The dollar has continued its recovery following the recent correction, but the rally against most markets has not been quite as emphatic as was seen during the previous week. The dollar did, however, rally to its highest level against the Yen since 2002 and reached a five-year high against the New Zealand dollar. The Nikkei continues to benefit from the weak Yen, and this week printed a new 15-year high. For a change, the S&P 500 did not print a new all-time high this week.
As mentioned above, the S&P 500 failed to print a new all-time high this week. It also failed to clear the 60 level on the RSI, which is the bear market resistance range. A break above 60 would suggest further rally to new all-time highs. But continued failure may lead to further weakness.
The Nasdaq 100, which has lagged the S&P 500 in recent weeks, came very close to breaking out to new multi-year highs, but failed to break through resistance from the 27th April high. Here too we have seen a few stabs at the 60 level on the RSI but no decisive breakthrough. The RSI closed the week at 55.51. It is possible that both of these markets will breakout to new highs this coming week, but support is also close to current price levels.

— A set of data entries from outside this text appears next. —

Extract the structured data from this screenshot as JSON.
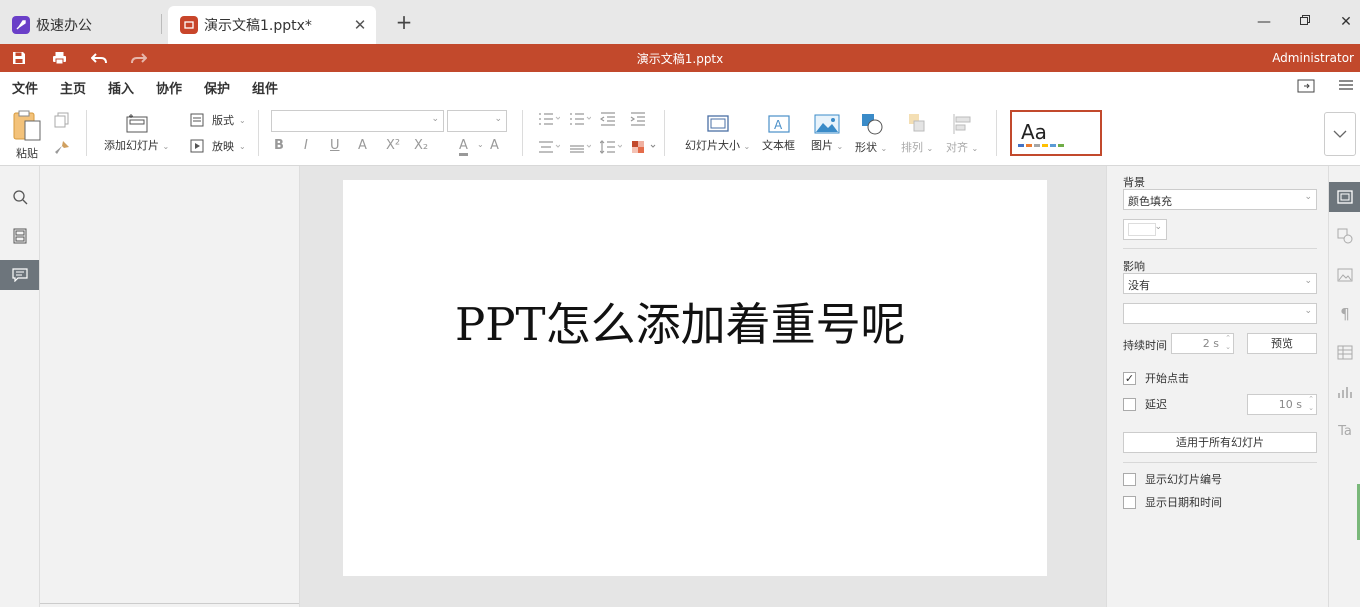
{
  "tabs": {
    "home_label": "极速办公",
    "doc_label": "演示文稿1.pptx*"
  },
  "titlebar": {
    "doc_title": "演示文稿1.pptx",
    "user": "Administrator"
  },
  "menu": {
    "items": [
      "文件",
      "主页",
      "插入",
      "协作",
      "保护",
      "组件"
    ],
    "active": "主页"
  },
  "ribbon": {
    "paste_label": "粘贴",
    "add_slide_label": "添加幻灯片",
    "layout_label": "版式",
    "play_label": "放映",
    "font_name": "",
    "font_size": "",
    "slide_size_label": "幻灯片大小",
    "textbox_label": "文本框",
    "picture_label": "图片",
    "shape_label": "形状",
    "arrange_label": "排列",
    "align_label": "对齐",
    "theme_preview": "Aa"
  },
  "slide": {
    "title": "PPT怎么添加着重号呢"
  },
  "right_panel": {
    "background_label": "背景",
    "fill_type": "颜色填充",
    "effect_label": "影响",
    "effect_value": "没有",
    "effect_sub_value": "",
    "duration_label": "持续时间",
    "duration_value": "2 s",
    "preview_button": "预览",
    "start_on_click_label": "开始点击",
    "start_on_click_checked": true,
    "delay_label": "延迟",
    "delay_checked": false,
    "delay_value": "10 s",
    "apply_all_button": "适用于所有幻灯片",
    "show_slide_number_label": "显示幻灯片编号",
    "show_datetime_label": "显示日期和时间"
  },
  "colors": {
    "accent": "#c2492c",
    "home_badge": "#6a3fc8",
    "panel_active": "#6d757c"
  }
}
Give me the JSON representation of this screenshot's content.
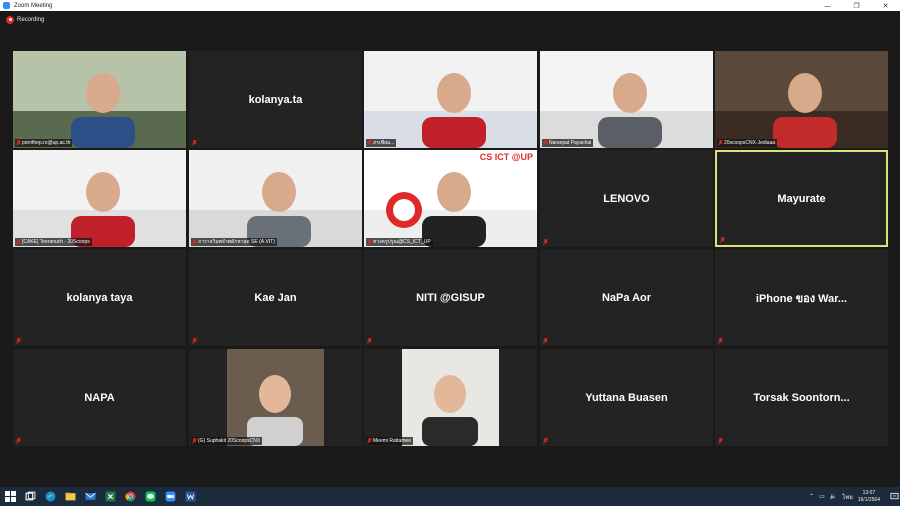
{
  "window": {
    "title": "Zoom Meeting",
    "min": "—",
    "max": "❐",
    "close": "✕"
  },
  "recording": {
    "label": "Recording"
  },
  "participants": [
    {
      "label": "pornthep.ro@up.ac.th",
      "video": true
    },
    {
      "label": "kolanya.ta",
      "video": false
    },
    {
      "label": "ภรเซียม...",
      "video": true
    },
    {
      "label": "Narsepat Payachai",
      "video": true
    },
    {
      "label": "20scoopsCNX-Jediaaa",
      "video": true
    },
    {
      "label": "[CAKE] Teeranuch - 20Scoops",
      "video": true
    },
    {
      "label": "ภาราจวิมพจำพดักหาสุด SE (A.VIT)",
      "video": true
    },
    {
      "label": "ทางครูปรูณ@CS_ICT_UP",
      "video": true,
      "overlay": "CS ICT @UP"
    },
    {
      "label": "LENOVO",
      "video": false
    },
    {
      "label": "Mayurate",
      "video": false,
      "active": true
    },
    {
      "label": "kolanya taya",
      "video": false
    },
    {
      "label": "Kae Jan",
      "video": false
    },
    {
      "label": "NITI @GISUP",
      "video": false
    },
    {
      "label": "NaPa Aor",
      "video": false
    },
    {
      "label": "iPhone ของ War...",
      "video": false
    },
    {
      "label": "NAPA",
      "video": false
    },
    {
      "label": "(G) Suphakit 20ScoopsCNX",
      "video": true
    },
    {
      "label": "Meemi Rattamee",
      "video": true
    },
    {
      "label": "Yuttana Buasen",
      "video": false
    },
    {
      "label": "Torsak  Soontorn...",
      "video": false
    }
  ],
  "taskbar": {
    "apps": [
      "windows-start-icon",
      "task-view-icon",
      "edge-icon",
      "file-explorer-icon",
      "mail-icon",
      "excel-icon",
      "chrome-icon",
      "line-icon",
      "zoom-icon",
      "word-icon"
    ],
    "tray": {
      "chevron": "⌃",
      "lang": "ไทย",
      "time": "13:07",
      "date": "16/1/2564"
    }
  },
  "colors": {
    "tile_bg": "#232323",
    "page_bg": "#1a1a1a",
    "active_border": "#d8e37a",
    "muted_red": "#e02828",
    "taskbar": "#1c2b3c"
  }
}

We wrote last week that having made a new 15-year high, the Nikkei had further room to the upside and my possibly rally another 1500 points from last week’s close. It rallied 305 points at one stage during this past week but gave back most of the gains. A weak Yen is good for the Nikkei, so these markets are likely to move together. With the Yen dropping to its lowest level since 2002 against the dollar this week, additional weakness should it appear, would likely benefit the Nikkei.
Coffee dropped to its lowest level since January 2014 as soft commodities and grains markets continue to remain under pressure. Soybeans and corn also traded at their lowest level since October last year and other grains markets also remain weak. Rough rice has fallen to its lowest level this month since 2006. It’s possible that we will see additional weakness in these markets over the coming days and weeks.
Gold and silver remain in directionless trade, as the consolidation pattern that has lasted for months continues. Copper, on the other hand, is starting to look very weak since the failure to break above 296. This week has seen the RSI drop below 40, which indicates further weakness ahead. This weakness may continue lower over the next few weeks towards the continuous contract low currently at 241.90.
The energy markets also remain mixed. Currently only heating oil and no leaded gas have completed trend changes to up. Brent Crude, Light Crude and Natural Gas all remain in long-term downtrends. Of these, both Crude markets are within range of testing key resistance. Natural gas remains the weakest in the complex, and we could see a test of the key April low this week.
The dollar index rallied early in the week but was unable to push higher. The RSI did poke above 60, but not in the decisive fashion that would be required to suggest that a rally back to the March highs was imminent, although that is where we expect the dollar will eventually end up.
The big currency moves came in the New Zealand dollar and the Yen, as mentioned above. The kiwi dropped to its lowest level since 2010 this week, having declined some 240 pips. The Yen shed a similar amount. Both markets could have further to run.
Interest rate futures
The 30-year T-bond continued its recent rally and broke through short-term resistance in the process. As mentioned previously, the long bond was the first market in this sector to confirm a change of trend to down. The other markets in the sector all remain in long-term uptrends.
The 3-month Eurodollar looks set to test its recent high this week. This market has rallied from support, and the RSI remains in the bull-range. We could see a breakout to new highs in the coming days.